Low fat, low carb, Paleo, keto, Mediterranean, Japanese, mono, intermittent fasting—the list is endless. For many decades, our culture has idealized thinness and considered being overweight (we’ll talk about it later) not only unaesthetic, but also undeniably unhealthy. No wonder that literally every middle-aged woman (30-50 years old) has been on a diet in the last few years. A weight-health study of over 100,000 women found that less than 1% of very large women were able to achieve a «normal» weight in terms of today’s guidelines. At the same time, among those who lost weight, even if not to the “ideal”, but by significant amounts, there was not an improvement, but a deterioration in health, while among those who lost weight to the norm, an improvement in health was recorded in a minority.
So maybe something is wrong with the rules?
Some medical experts are now saying what many of us desperately wanted to hear: It’s very difficult to lose weight in the long run for reasons that have nothing to do with willpower, but most importantly, it makes little to no sense.
“The dominant message that people get from society, medical organizations and the media is that weight and health are connected. But there really isn’t strong evidence that weight gain automatically leads to poor health,” says Jeffrey Hunger*, Ph.D., assistant professor of psychology at Miami University, Ohio.
* (Hunger in translation from English is hunger. Agree, a speaking surname!)
“If you’re overweight, you need to lose weight to protect your joints from arthritis and your heart from overwork. Familiar? Yes, but this, to put it mildly, is not entirely true. I will say thesis: weight is usually gained and reduced gradually, and your joints, muscles (and heart muscle too) are trained to «work» with just such a weight. Dropping pounds drastically means creating problems. This is the first.
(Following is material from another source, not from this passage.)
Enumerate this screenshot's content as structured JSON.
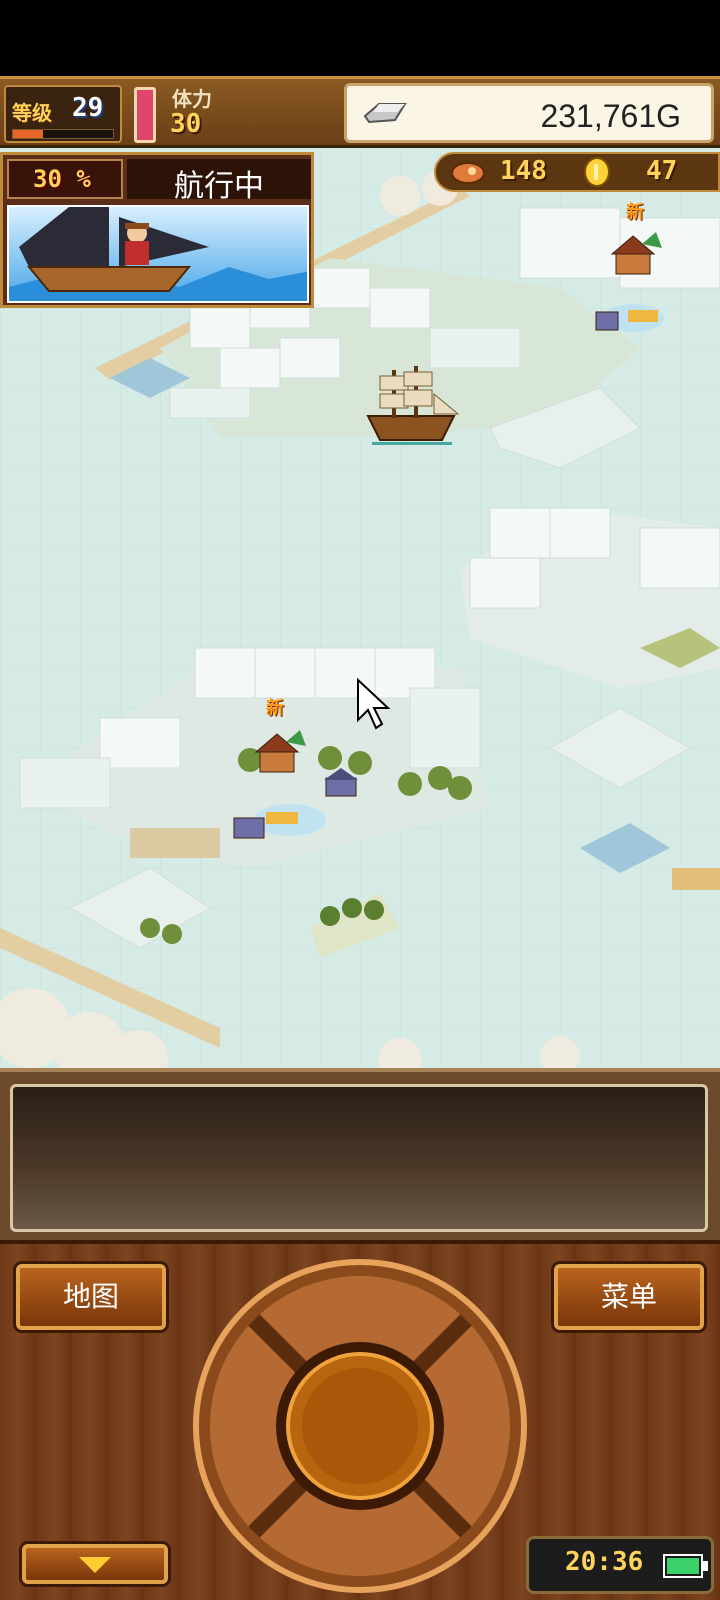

The second and perhaps the most important thing is that no one tells you what you risk when you lose weight, and what is your personal normal weight. You are stupidly driven into the framework of standards. Add to this companies with financial interests in distributing low-fat products, from diet food vendors to pharmaceutical companies producing various drugs to reduce appetite and burn calories, think the authors of books on weight loss. I would not be afraid to call it the «anti-fat» sect, because everything is based on the exclusive belief that weight should be calculated according to a certain formula (by the way, does it bother you that there are thousands of these formulas?), Without any intelligible explanation, Why is it so, why is it necessary.
Let me prove the absurdity of these norms with one phrase: do you really believe that in an ideal world all women weigh the same with the same height? Some sort of Stepford wives?
Here are eight important facts that the study confirmed.
1. Weight is not an indicator of health
Doctors worry that obese women are «cardiometabolically unhealthy» — a shortened term that covers blood pressure, cholesterol, triglyceride and blood glucose levels, as well as other indicators of the health of the heart and arteries.
But researchers at UCLA and the University of Minnesota evaluated nearly two dozen studies and concluded that «there is no clear link between weight loss and health outcomes.» In other words, the weight loss did not lead to significant reductions in blood pressure, diabetes risk, or cholesterol levels. Doctors studied data from more than 40,000 participants and found that almost half of the people classified as «overweight» (and more than a quarter labeled «obese») had perfectly healthy lipid and blood glucose levels, meaning that their heart and blood vessels were in perfect order. Meanwhile, 30% of «normal weight» participants had unhealthy levels of these markers.